━━━ Data to examine

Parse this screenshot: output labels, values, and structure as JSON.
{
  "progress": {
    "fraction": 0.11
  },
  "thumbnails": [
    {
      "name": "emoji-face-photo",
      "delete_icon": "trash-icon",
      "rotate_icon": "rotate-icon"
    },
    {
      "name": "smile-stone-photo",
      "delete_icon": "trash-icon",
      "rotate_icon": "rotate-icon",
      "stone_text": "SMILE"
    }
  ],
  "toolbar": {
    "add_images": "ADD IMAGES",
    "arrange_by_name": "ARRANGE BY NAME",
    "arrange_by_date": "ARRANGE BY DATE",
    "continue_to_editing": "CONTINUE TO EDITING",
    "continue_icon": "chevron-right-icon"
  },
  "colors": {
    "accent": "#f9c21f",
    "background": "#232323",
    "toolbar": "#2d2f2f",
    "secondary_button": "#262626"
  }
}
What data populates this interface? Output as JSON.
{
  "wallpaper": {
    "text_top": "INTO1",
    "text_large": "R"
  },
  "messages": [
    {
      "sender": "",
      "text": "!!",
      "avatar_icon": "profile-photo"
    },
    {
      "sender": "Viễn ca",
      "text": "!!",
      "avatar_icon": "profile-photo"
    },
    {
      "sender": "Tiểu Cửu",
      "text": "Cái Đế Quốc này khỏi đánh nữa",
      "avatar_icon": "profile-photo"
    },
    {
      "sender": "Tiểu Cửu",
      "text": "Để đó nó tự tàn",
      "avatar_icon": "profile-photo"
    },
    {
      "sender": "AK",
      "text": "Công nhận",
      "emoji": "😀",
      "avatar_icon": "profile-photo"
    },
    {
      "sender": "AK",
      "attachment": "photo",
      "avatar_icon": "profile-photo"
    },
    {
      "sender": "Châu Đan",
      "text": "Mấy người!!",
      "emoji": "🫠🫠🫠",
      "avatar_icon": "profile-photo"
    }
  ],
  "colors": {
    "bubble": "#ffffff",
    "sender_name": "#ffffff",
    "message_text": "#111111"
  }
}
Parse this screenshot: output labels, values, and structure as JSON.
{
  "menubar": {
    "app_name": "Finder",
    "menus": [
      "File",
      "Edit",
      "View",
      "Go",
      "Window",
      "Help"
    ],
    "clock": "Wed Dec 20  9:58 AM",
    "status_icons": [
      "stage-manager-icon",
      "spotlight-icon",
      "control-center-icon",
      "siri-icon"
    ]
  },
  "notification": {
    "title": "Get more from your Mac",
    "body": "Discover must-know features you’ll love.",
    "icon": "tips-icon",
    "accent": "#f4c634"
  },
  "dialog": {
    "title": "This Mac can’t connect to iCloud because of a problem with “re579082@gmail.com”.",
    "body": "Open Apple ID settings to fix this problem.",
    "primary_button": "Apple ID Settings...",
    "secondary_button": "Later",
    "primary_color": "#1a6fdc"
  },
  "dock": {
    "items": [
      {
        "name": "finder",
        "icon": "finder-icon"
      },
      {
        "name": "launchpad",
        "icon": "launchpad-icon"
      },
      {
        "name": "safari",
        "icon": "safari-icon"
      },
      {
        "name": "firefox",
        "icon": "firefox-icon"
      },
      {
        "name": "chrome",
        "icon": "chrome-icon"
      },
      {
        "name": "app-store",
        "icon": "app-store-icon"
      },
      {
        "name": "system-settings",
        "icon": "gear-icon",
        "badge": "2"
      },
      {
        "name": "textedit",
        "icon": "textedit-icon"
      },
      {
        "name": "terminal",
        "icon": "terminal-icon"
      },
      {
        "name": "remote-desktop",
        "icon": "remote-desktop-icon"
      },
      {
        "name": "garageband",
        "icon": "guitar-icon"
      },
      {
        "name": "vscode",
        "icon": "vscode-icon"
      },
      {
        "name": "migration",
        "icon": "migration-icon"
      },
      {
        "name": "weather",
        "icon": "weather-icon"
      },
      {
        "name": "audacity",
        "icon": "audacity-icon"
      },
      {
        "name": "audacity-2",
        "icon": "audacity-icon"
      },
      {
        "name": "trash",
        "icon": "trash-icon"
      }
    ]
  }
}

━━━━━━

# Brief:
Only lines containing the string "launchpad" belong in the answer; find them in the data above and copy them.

# Answer section:
        "name": "launchpad",
        "icon": "launchpad-icon"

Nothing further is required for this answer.